Mattei, Nicholas (University of Kentucky) | Goldsmith, Judy (University of Kentucky) | Klapper, Andrew (University of Kentucky)

We study the computational complexity of optimal bribery and manipulation schemes for sports tournaments with uncertain information: cup; challenge or caterpillar; and round robin. Our results carry over to the equivalent voting rules: sequential pair-wise elections, cup, and Copeland, when the set of candidates is exactly the set of voters. This restriction creates new difficulties for most existing algorithms. The complexity of bribery and manipulation are well studied, almost always assuming deterministic information about votes and results. We assume that for candidates i and j the probability that i beats j and the costs of lowering each probability by fixed increments are known to the manipulators.

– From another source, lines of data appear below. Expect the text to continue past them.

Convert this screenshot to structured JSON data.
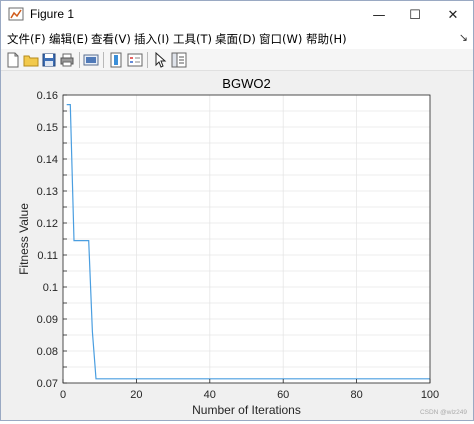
{
  "window": {
    "title": "Figure 1",
    "minimize_glyph": "—",
    "maximize_glyph": "☐",
    "close_glyph": "✕"
  },
  "menubar": {
    "items": [
      "文件(F)",
      "编辑(E)",
      "查看(V)",
      "插入(I)",
      "工具(T)",
      "桌面(D)",
      "窗口(W)",
      "帮助(H)"
    ],
    "dock_glyph": "↘"
  },
  "toolbar": {
    "icons": [
      "new-figure-icon",
      "open-file-icon",
      "save-icon",
      "print-icon",
      "link-plot-icon",
      "colorbar-icon",
      "legend-icon",
      "edit-plot-arrow-icon",
      "property-inspector-icon"
    ]
  },
  "watermark": "CSDN @wlz249",
  "chart_data": {
    "type": "line",
    "title": "BGWO2",
    "xlabel": "Number of Iterations",
    "ylabel": "Fitness Value",
    "xlim": [
      0,
      100
    ],
    "ylim": [
      0.07,
      0.16
    ],
    "x_ticks": [
      "0",
      "20",
      "40",
      "60",
      "80",
      "100"
    ],
    "y_ticks": [
      "0.07",
      "0.075",
      "0.08",
      "0.085",
      "0.09",
      "0.095",
      "0.1",
      "0.105",
      "0.11",
      "0.115",
      "0.12",
      "0.125",
      "0.13",
      "0.135",
      "0.14",
      "0.145",
      "0.15",
      "0.155",
      "0.16"
    ],
    "y_tick_labels_shown": [
      "0.07",
      "0.08",
      "0.09",
      "0.1",
      "0.11",
      "0.12",
      "0.13",
      "0.14",
      "0.15",
      "0.16"
    ],
    "grid": true,
    "line_color": "#4a9ee0",
    "series": [
      {
        "x": [
          1,
          2,
          3,
          4,
          5,
          6,
          7,
          8,
          9,
          10,
          100
        ],
        "y": [
          0.157,
          0.157,
          0.1145,
          0.1145,
          0.1145,
          0.1145,
          0.1145,
          0.086,
          0.0713,
          0.0713,
          0.0713
        ]
      }
    ]
  }
}
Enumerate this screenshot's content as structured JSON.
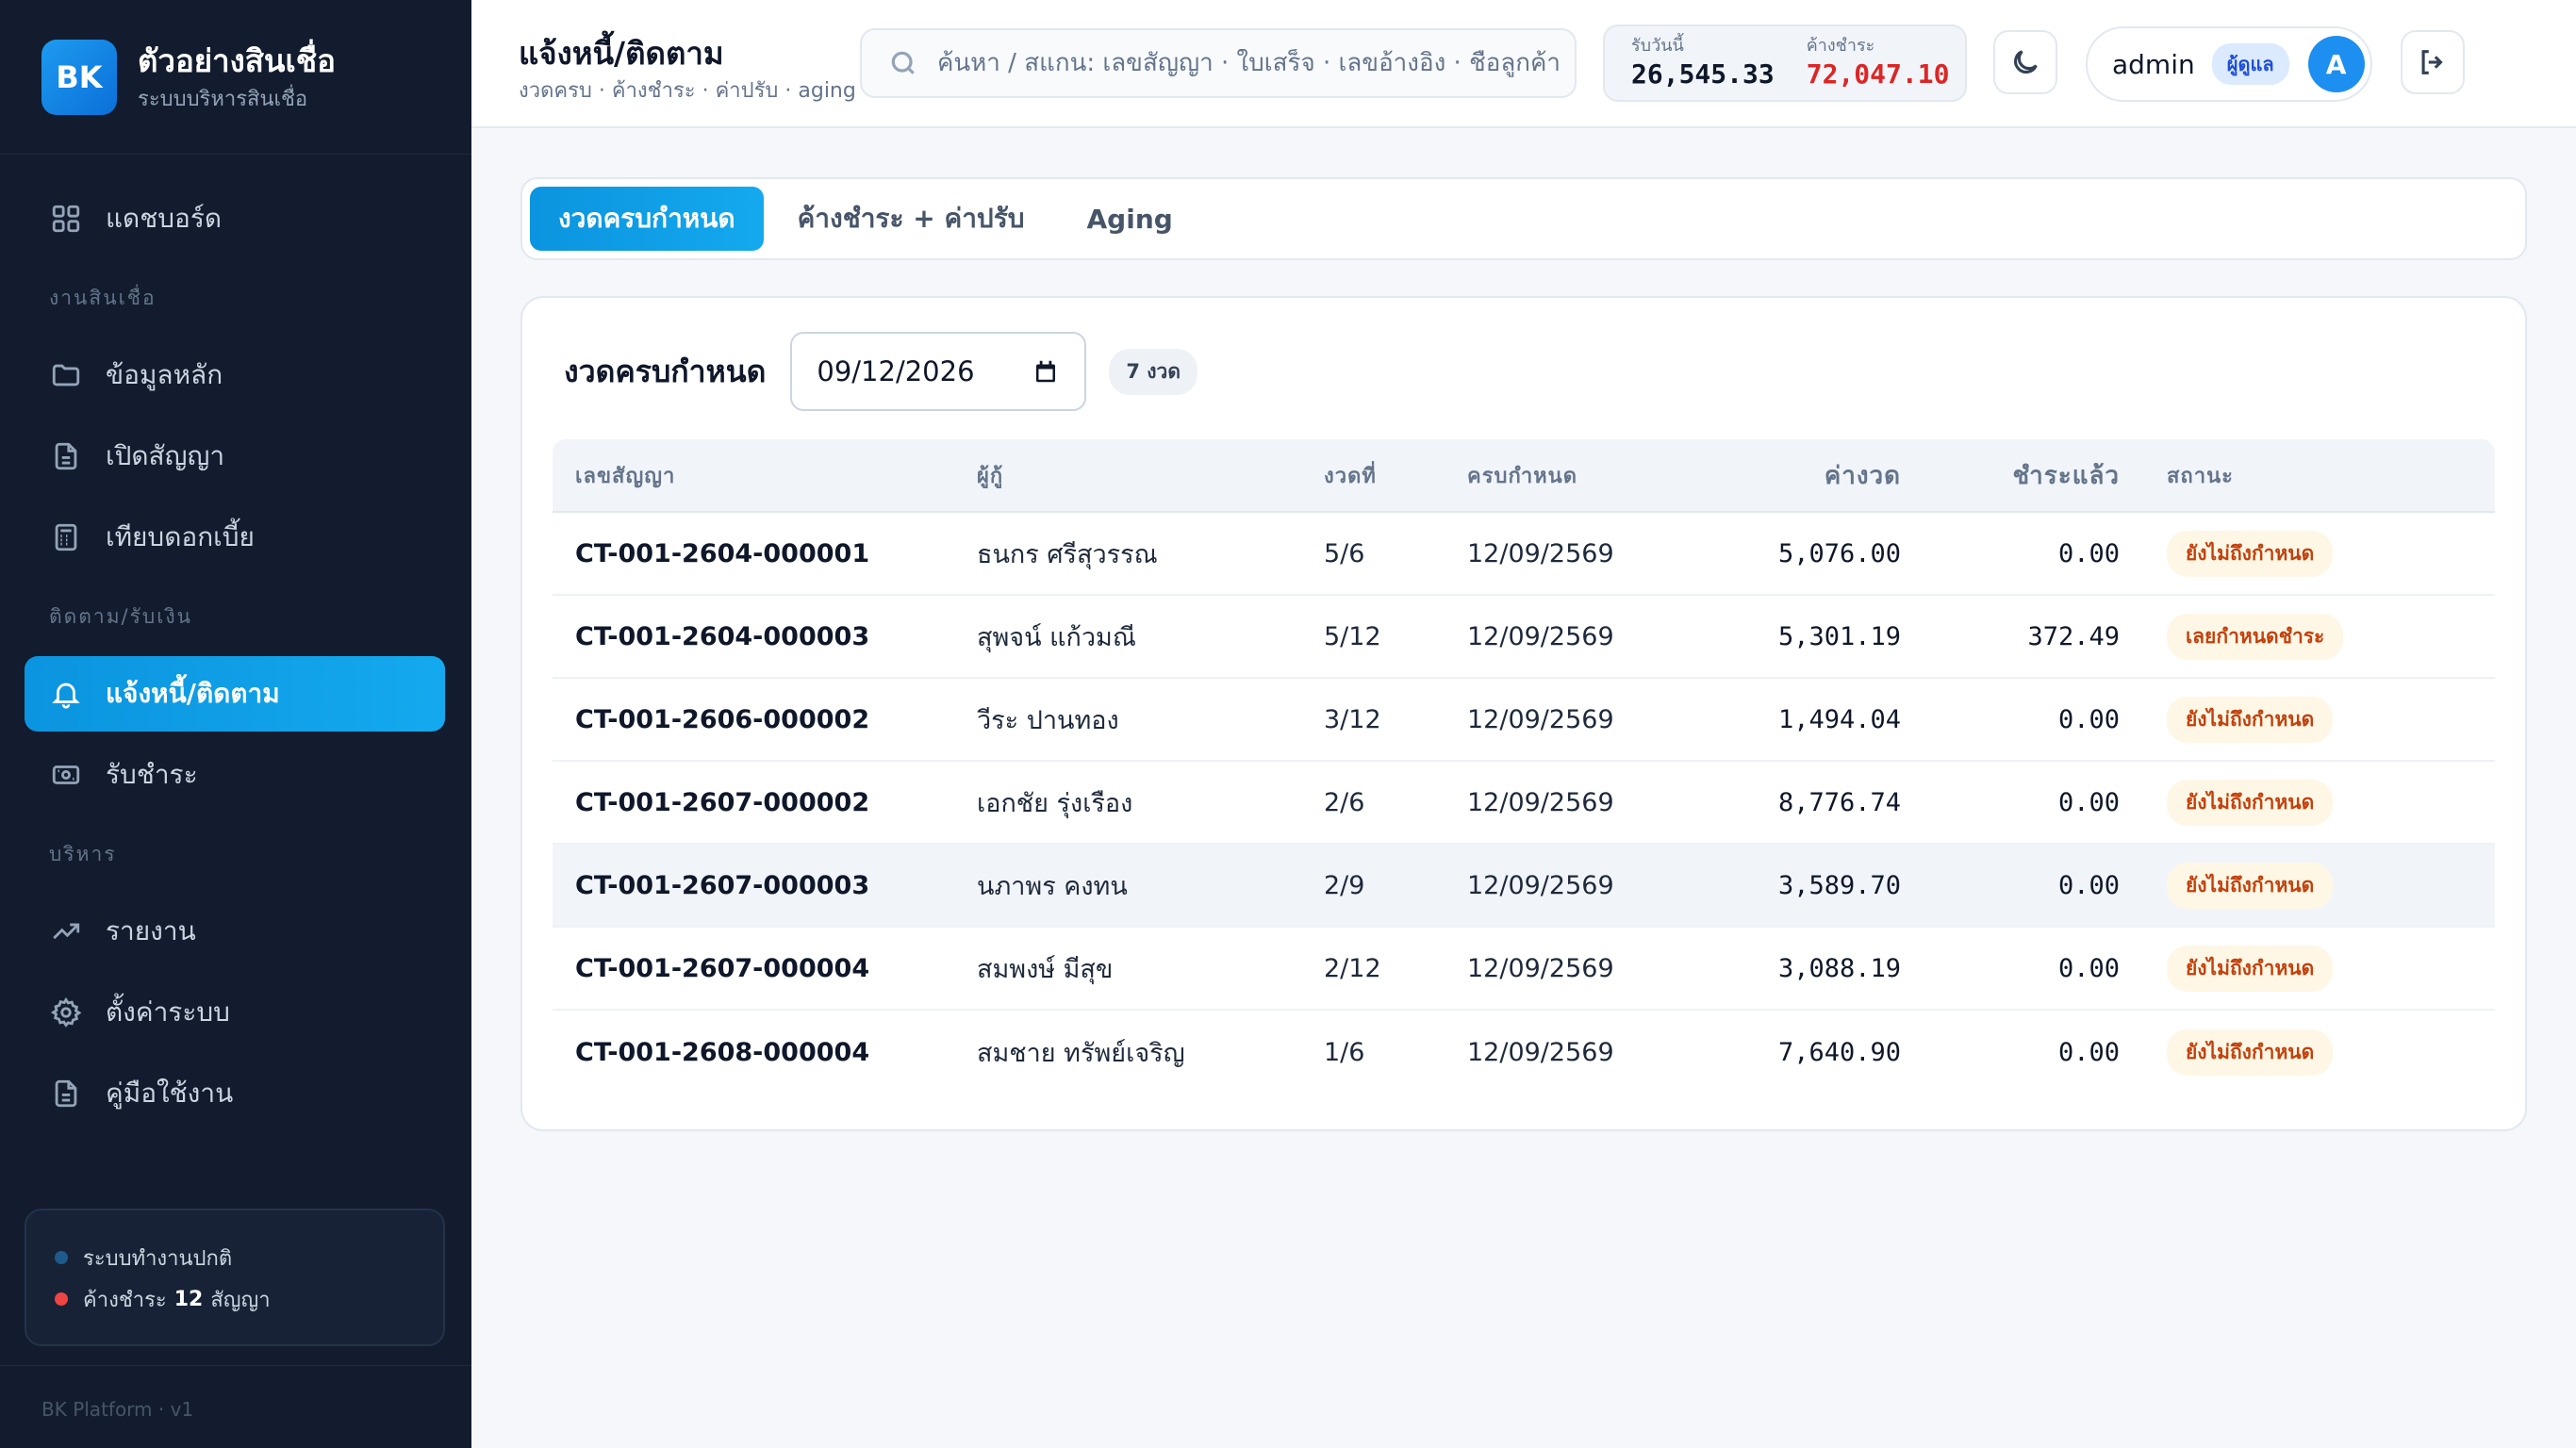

We provide complexity analyses for cup, challenge, and round robin competitions ranging from polynomial time to NP^PP. This shows that the introduction of uncertainty into the reasoning process drastically increases the complexity of bribery problems in some instances.

Mattei, Nicholas Scott (NICTA and University of New South Wales) | Goldsmith, Judy (University of Kentucky) | Klapper, Andrew (University of Kentucky)

We study the computational complexity of optimal bribery and manipulation schemes for sports tournaments with uncertain information: cup; challenge or caterpillar; and round robin. Our results carry over to the equivalent voting rules: sequential pair-wise elections, cup, and Copeland, when the set of candidates is exactly the set of voters. This restriction creates new difficulties for most existing algorithms. The complexity of bribery and manipulation are well studied, almost always assuming deterministic information about votes and results. We assume that for candidates i and j the probability that i beats j and the costs of lowering each probability by fixed increments are known to the manipulators. We provide complexity analyses for cup, challenge, and round robin competitions ranging from polynomial time to np^pp. This shows that the introduction of uncertainty into the reasoning process drastically increases the complexity of bribery problems in some instances.

Narodytska, Nina, Walsh, Toby, Xia, Lirong

Nanson's and Baldwin's voting rules select a winner by successively eliminating candidates with low Borda scores. We show that these rules have a number of desirable computational properties. In particular, with unweighted votes, it is NP-hard to manipulate either rule with one manipulator, whilst with weighted votes, it is NP-hard to manipulate either rule with a small number of candidates and a coalition of manipulators. As only a couple of other voting rules are known to be NP-hard to manipulate with a single manipulator, Nanson's and Baldwin's rules appear to be particularly resistant to manipulation from a theoretical perspective. We also propose a number of approximation methods for manipulating these two rules. Experiments demonstrate that both rules are often difficult to manipulate in practice. These results suggest that elimination style voting rules deserve further study.

Narodytska, Nina (University of New South Wales and NICTA) | Walsh, Toby (University of New South Wales and NICTA) | Xia, Lirong (Duke University)

Nanson's and Baldwin's voting rules selecta winner by successively eliminatingcandidates with low Borda scores. We showthat these rules have a number of desirablecomputational properties. In particular,with unweighted votes, it isNP-hard to manipulate either rule with one manipulator, whilstwith weighted votes, it isNP-hard to manipulate either rule with a small number ofcandidates and a coalition of manipulators.As only a couple of other voting rulesare known to be NP-hard to manipulatewith a single manipulator, Nanson'sand Baldwin's rules appearto be particularly resistant to manipulation from a theoretical perspective.We also propose a number of approximation methodsfor manipulating these two rules.Experiments demonstrate that both rules areoften difficult to manipulate in practice.These results suggest that elimination stylevoting rules deserve further study.

Conitzer, Vincent, Walsh, Toby, Xia, Lirong

We consider manipulation problems when the manipulator only has partial information about the votes of the nonmanipulators. Such partial information is described by an information set, which is the set of profiles of the nonmanipulators that are indistinguishable to the manipulator. Given such an information set, a dominating manipulation is a non-truthful vote that the manipulator can cast which makes the winner at least as preferable (and sometimes more preferable) as the winner when the manipulator votes truthfully. When the manipulator has full information, computing whether or not there exists a dominating manipulation is in P for many common voting rules (by known results). We show that when the manipulator has no information, there is no dominating manipulation for many common voting rules. When the manipulator's information is represented by partial orders and only a small portion of the preferences are unknown, computing a dominating manipulation is NP-hard for many common voting rules. Our results thus throw light on whether we can prevent strategic behavior by limiting information about the votes of other voters.